Make your child's artwork, reminders, and mementos part of the décor by transforming old picture frames into funky painted magnetic boards. Group a few on a wall or picture ledge to create a gallery that evolves as they do. what to do:
a) Remove glass and mat from your picture frame (we used Gallery Frames, $12 and up; West Elm).
b) Trace glass on a piece of sheet metal (find it at hardware stores), then cut it to size with tin snips.
c) On a protected surface in a well-ventilated area and wearing gloves, spray-paint the metal white; let dry. If necessary, add another coat. Let dry completely, then place in the frame.
d) Apply two to three strips of painter's tape across the frame, including the metal. Show your child how to paint the spaces in between with two shades of latex paint. Let dry and remove tape.
Whether your child does his homework at a desk or the dining table, a portable supply kit makes it easy to get right down to business, says Kate Varness of Green Light Organizing in Peoria, IL. what to do:
a) If desired, spray-paint your toolbox (we used the Excel Hardware Portable Tool Box with Two Drawers, $52; Wayfair) in a fun color, removing the drawers and taping off the hardware first.
b) Help your child decorate the box with 1-inch strips of adhesivebacked vinyl, as we did for ours, or cling stickers, wall decals, or any other removable sticker so he can change it up whenever he wants! 3 Contain Barbie's shopping problem. Decorate a deep box, then fill the compartments with dolls and their gear (organized in recycled tennis ball tubes and oatmeal cartons) to keep them from ending up in a jumble. Storing dolls upright is a favorite trick of Tanya Whitford of Organizing Wonders in Burbank, CA. This works well for any figurines with bitty parts!
Decorate a deep box, then fill the compartments with dolls and their gear (organized in recycled tennis ball tubes and oatmeal cartons) to keep them from ending up in a jumble.
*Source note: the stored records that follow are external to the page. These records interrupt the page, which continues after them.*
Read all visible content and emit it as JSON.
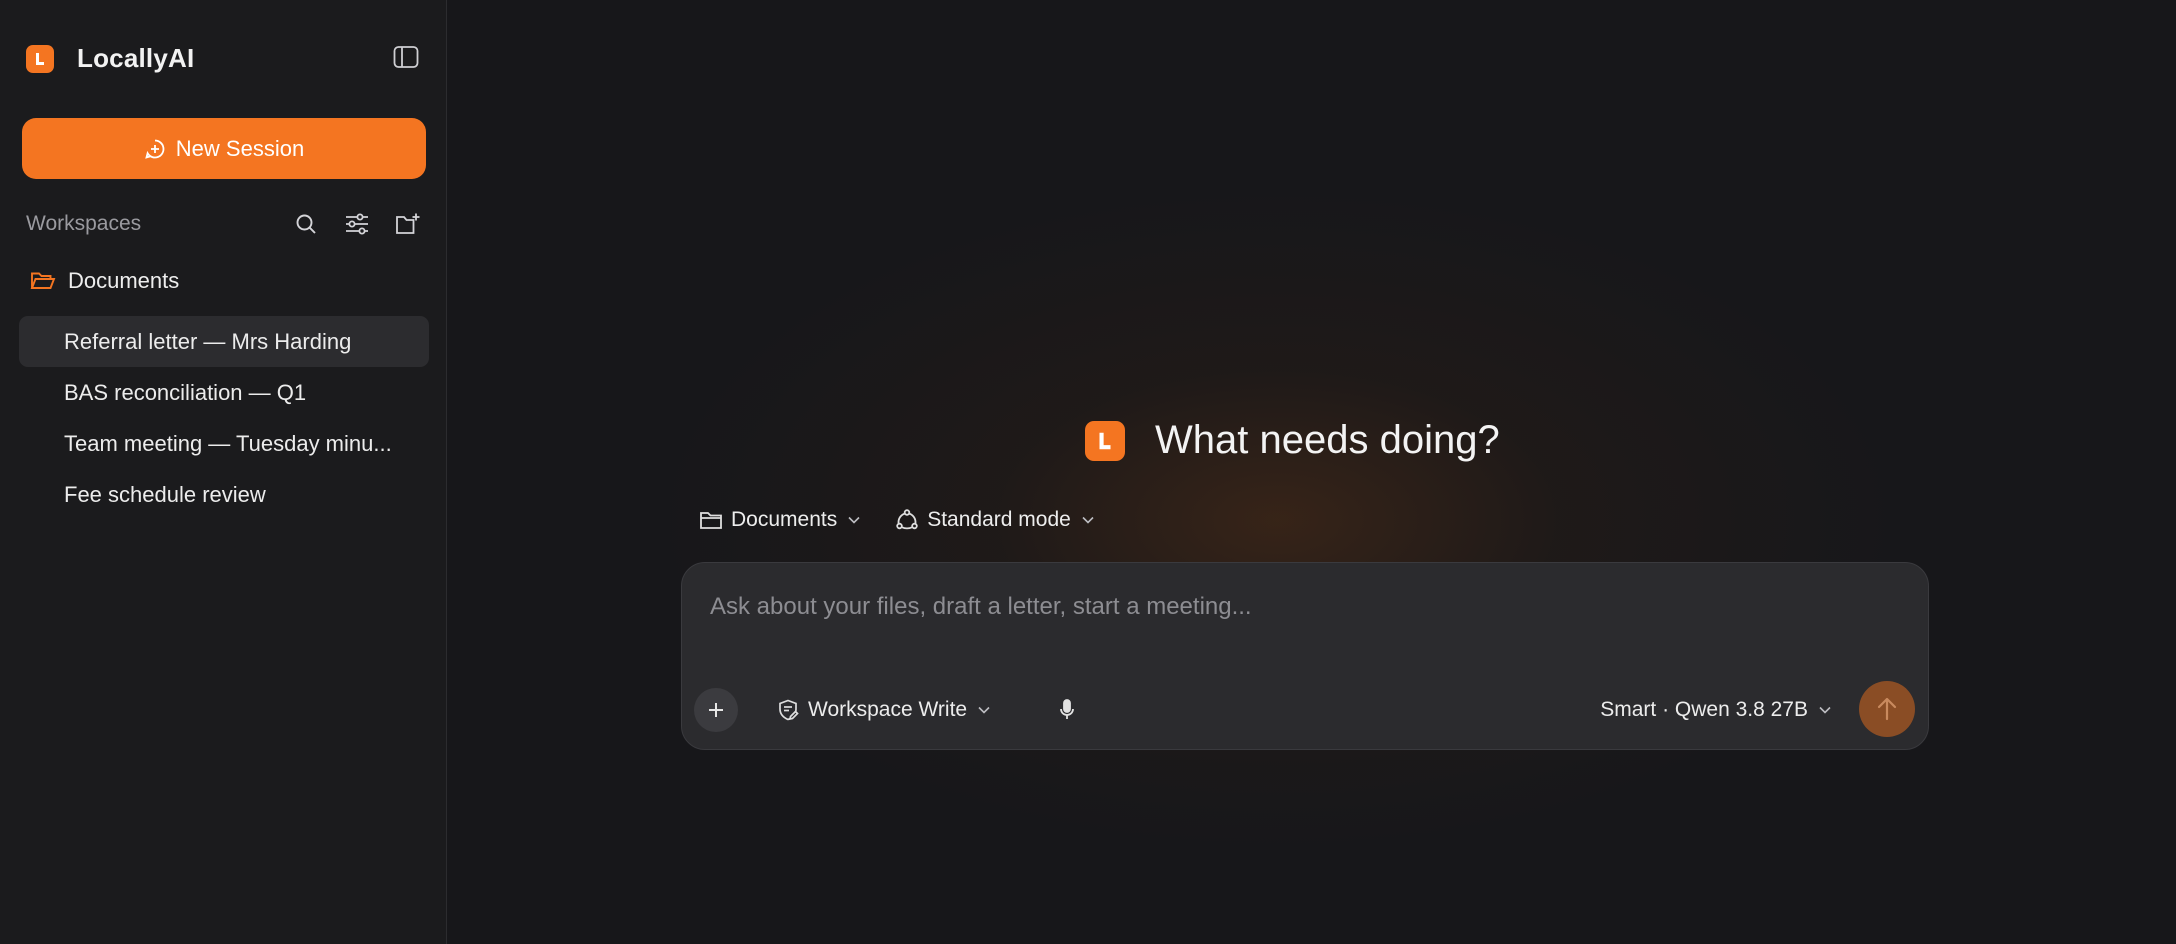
{
  "app": {
    "name": "LocallyAI",
    "logo_letter": "L",
    "accent_color": "#f47521"
  },
  "sidebar": {
    "new_session_label": "New Session",
    "workspaces_label": "Workspaces",
    "folder": {
      "name": "Documents",
      "icon": "folder-icon"
    },
    "sessions": [
      {
        "title": "Referral letter — Mrs Harding",
        "active": true
      },
      {
        "title": "BAS reconciliation — Q1",
        "active": false
      },
      {
        "title": "Team meeting — Tuesday minu...",
        "active": false
      },
      {
        "title": "Fee schedule review",
        "active": false
      }
    ]
  },
  "main": {
    "heading": "What needs doing?",
    "workspace_selector": "Documents",
    "mode_selector": "Standard mode",
    "composer": {
      "placeholder": "Ask about your files, draft a letter, start a meeting...",
      "value": "",
      "permission_label": "Workspace Write",
      "model_label": "Smart · Qwen 3.8 27B"
    }
  }
}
Storing dolls upright is a favorite trick of Tanya Whitford of Organizing Wonders in Burbank, CA. This works well for any figurines with bitty parts! what to do:
a) Remove and separate the inserts from a wine bottle case (ask the local wine shop for a spare). Cut out two 1½ x 3-inch rectangles on the short sides to create handles.
b) Have your child paint the inserts and the inside of the box in your desired colors; let dry and replace.
c) Cover the outside of the box and the edges of the inserts with adhesive shelf liner (we used In the Navy Polka Dot, $33 for 48”x24”, Chic Shelf Paper). We also covered the corners of the box and the inside of the handles with contrasting strips of shelf liner for decoration and reinforcement.
d) Cut adhesive shelf liner circles to fit the lids of your tubes; stick them on. You can cover the outside of your containers with liner too. Label the lids with letter stickers.
Bed lifts painted in vibrant colors create a storage spot for closet overflow, such as sports gear, big plastic toys, and bins of Legos. We doubled ours to get even more room! what to do:
a) Paint wooden bed lifts (we used two sets of Blonde Wooden Bed Lifts, $25; Bed Bath and Beyond) white with acrylic paint; let dry.
b) Tape off your design using narrow washi tape, then fill in the spaces with alternating colors of acrylic paint. Let dry; remove tape.
A tip from Darla DeMorrow of HeartWork Organizing in Wayne, PA: Retrofit a drawer from an old dresser with wheels for instantly organized, accessible storage under the bed or in a deep closet. Toss in stuffed animals, action figures, shoes, and more. what to do:
a) Start with a wooden drawer. Remove hardware, prime it, then paint it white; let dry. Use painter's tape to mark off two deep V's, then fill in with more colors. Let dry completely.
b) Reattach the hardware. If you want to, update it with a cute new pull (we used the Hand Picked Globe Knob, $9; Land of Nod).
c) Flip the drawer upside down. Drill holes for each caster (line them up first and mark the spots with a pencil), then attach them per manufacturer's directions.